He was the managing director. The Journal was, from November 1873 to December 1880, managed by one of the new part owners, the Tasmanian-born former public servant Gresley Lukin. Although called'managing editor', actual writing and editing was by William Augustine O'Carroll. Most prominent of the various editors and sub-editors of the Queenslander'literary staff' were William Henry Traill NSW politician and editor of the famed Sydney journal'The Bulletin', Carl Adolph Feilberg, Danish born but from the age of six educated in England and in France. Carl Feilberg followed William Henry Trail in the role of political commentator and the de facto editor of the Queenslander to January 1881, he succeeded William O'Carroll as Courier editor-in-chief from September 1883 to his death in October 1887. Lukin's roles as part owner-editor changed on 21 December 1880. Charles Hardie Buzacott, former'Postmaster General' in the first McIlwraith government, had been a staff journalist. John James Knight was editor-in-chief of the Brisbane Courier 1906–16 managing director chairman of all the company's publications.

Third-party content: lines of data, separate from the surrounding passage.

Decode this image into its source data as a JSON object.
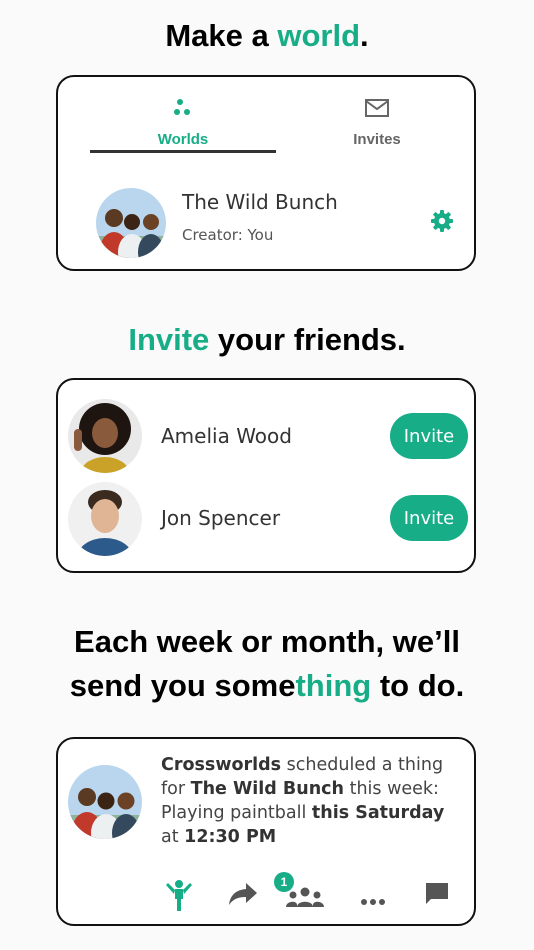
{
  "section1": {
    "headline_pre": "Make a ",
    "headline_accent": "world",
    "headline_post": "."
  },
  "worlds_card": {
    "tabs": [
      {
        "label": "Worlds",
        "icon": "worlds-dots-icon",
        "active": true
      },
      {
        "label": "Invites",
        "icon": "mail-icon",
        "active": false
      }
    ],
    "world": {
      "name": "The Wild Bunch",
      "creator": "Creator: You",
      "avatar": "group-photo-avatar"
    },
    "settings_icon": "gear-icon"
  },
  "section2": {
    "headline_accent": "Invite",
    "headline_post": " your friends."
  },
  "friends": [
    {
      "name": "Amelia Wood",
      "button": "Invite"
    },
    {
      "name": "Jon Spencer",
      "button": "Invite"
    }
  ],
  "section3": {
    "line1": "Each week or month, we’ll",
    "line2_pre": "send you some",
    "line2_accent": "thing",
    "line2_post": " to do."
  },
  "notification": {
    "sender": "Crossworlds",
    "t1": " scheduled a thing",
    "t2": "for ",
    "world": "The Wild Bunch",
    "t3": " this week:",
    "activity": "Playing paintball ",
    "when": "this Saturday",
    "t4": "at ",
    "time": "12:30 PM",
    "badge_count": "1",
    "actions": [
      "activity-person-icon",
      "share-arrow-icon",
      "people-group-icon",
      "more-dots-icon",
      "comment-icon"
    ]
  },
  "colors": {
    "accent": "#16ad87",
    "text": "#333333",
    "border": "#111111"
  }
}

The first edition of The Courier-Mail was published on 28 August 1933, after Keith Murdoch's Herald and Weekly Times acquired and merged the Brisbane Courier and the Daily Mail. In 1987, Rupert Murdoch's News Limited acquired newspaper control, outstanding shares of Queensland Newspapers Pty Ltd; the Courier-Mail was inducted into the Queensland Business Leaders Hall of Fame in 2015. The Courier-Mail is a right leaning newspaper with four editorial endorsements for the coalition to one for Labor in the period 1996–2007; the Courier-Mail supports free market economic policies and the process of globalisation. It supported the 2003 invasion of Iraq; the Courier-Mail has the fourth-highest circulation of any daily newspaper in Australia. Its average Monday-Friday net paid print sales were 172,801 between January and March 2013, having fallen 8.0 per cent compared to the previous year. Its average Saturday net paid print sales were 228,650 between January and March 2013, down 10.5 per cent compared to the previous year.
The paper's Monday-Friday readership was 488,000 in March 2013, having fallen 11.6 per cent compared to the previous year. Its Saturday readership was 616,000 in March 2013, down 13.8 per cent compared to the previous year. Around three-quarters of the paper's readership is located in the Brisbane metropolitan area. Although claimed to be Brisbane's only daily newspaper since the demise of Queensland Newspapers' own afternoon newspaper The Telegraph in 1988, it arguably has had two competitors since 2007. News Corp itself published mX, a free afternoon newspaper, since 2007, but mX had a low news content, was discontinued in mid 2015. Fairfax Media has published the online Brisbane Times since 2007. According to third-party web analytics providers Alexa and SimilarWeb, Courier-Mail's website is the 141st and 273rd most visited in Australia as of August 2015. SimilarWeb rates the site as the 25th most visited news website in Australia, attracting 2.6 million visitors per month. Prominent journalists and columnists include Mike O'Connor.
Its current Editor is Lachlan Heywood. Its editorial cartoonist is Sean Leahy, its National Political Corresp